Is This Anderson Cooper Standing in a Ditch While Reporting Hurricane Florence?

It's not uncommon for reporters to call upon dramatic skills in the course of conveying the perils of extreme weather phenomena.

  • Published 16 September 2018


Photographs document CNN's Anderson Cooper faking the depths of Hurricane Florence floodwaters.


About this rating


When Hurricane Florence hit the Carolinas in September 2018, it brought the spectacle of a Weather Channel reporter seemingly engaging in a bit of staged acting to exaggerate the strength of winds for dramatic effect (as seen in the bottom right-hand square below).
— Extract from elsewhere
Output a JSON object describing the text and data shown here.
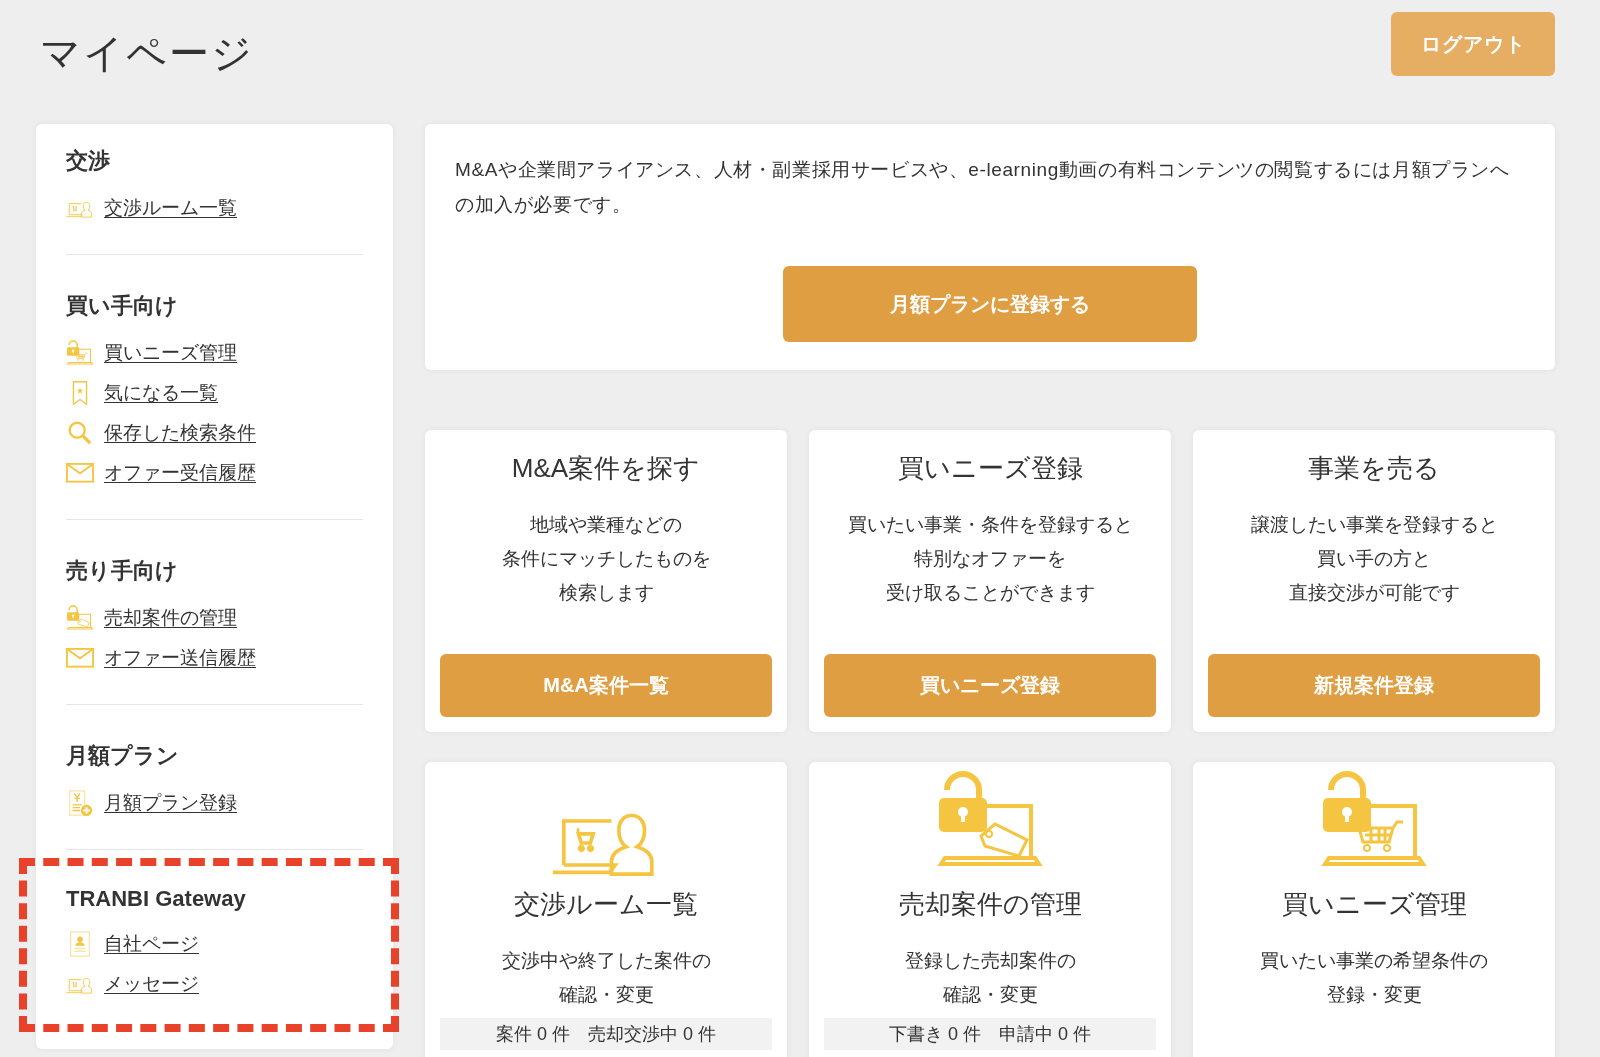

It also brought similar online claims that CNN’s Anderson Cooper had deceptively reported on the hurricane while standing in a ditch, creating the misleading impression that he was filming amidst waist-deep floodwaters — as his camera crew stood out of frame a few feet away in waters that barely reached above their ankles:

But as some viewers recalled, the pictures of Cooper dated from ten years earlier, during the aftermath of Hurricane Ike, and had nothing to do with Hurricane Florence:

That timing was corroborated by websites with archived information and clips from a September 2008 edition of “Anderson Cooper 360” which featured multiple reporters capturing sights from around Texas on the day after Hurricane Ike, including Cooper himself at one point standing in waist-deep water.

However, the various available clips of the program document that the waters in the immediately surrounding area were both fairly deep and quite variable. As Anderson noted during that broadcast, his taking two steps backwards from where he was standing would have caused him to sink in neck-deep water:

Cooper also noted that the floodwaters had actually receded significantly before he began his report, and that although he could have stood in a higher-level adjacent roadway where he might have remained drier, he would have risked interfering with emergency vehicles and others attempting to traverse flooded roads.

So while Cooper might have been able to find a somewhat drier spot to report from and instead chose one that provided a visually dramatic appearance, he wasn’t misrepresenting or “lying” about the general state of the flood as seen in the finished program. And his positioning seems “fake” only when contrasted with that of the camera crew’s, who obviously could not operate under the same conditions as Cooper and had to be situated either on higher ground or on platforms that kept them and their equipment above water.

On the 17 September 2018 edition of “Anderson Cooper 360,” Cooper went over the coverage in question point-by-point and explained in detail the circumstances and the reasoning behind the coverage choices made:
Since 1994
A Word to Our Loyal Readers

Support Snopes and make a difference for readers everywhere.

  • David Mikkelson
  • Doreen Marchionni
  • David Emery
  • Bond Huberman
  • Jordan Liles
  • Alex Kasprak
  • Dan Evon
  • Dan MacGuill
  • Bethania Palma
  • Liz Donaldson
  • Vinny Green
  • Ryan Miller
  • Chris Reilly
  • Chad Ort
  • Elyssa Young

Most Snopes assignments begin when readers ask us, “Is this true?” Those tips launch our fact-checkers on sprints across a vast range of political, scientific, legal, historical, and visual information. We investigate as thoroughly and quickly as possible and relay what we learn. Then another question arrives, and the race starts again.

We do this work every day at no cost to you, but it is far from free to produce, and we cannot afford to slow down. To ensure Snopes endures — and grows to serve more readers — we need a different kind of tip: We need your financial support.

Support Snopes so we continue to pursue the facts — for you and anyone searching for answers.

Team Snopes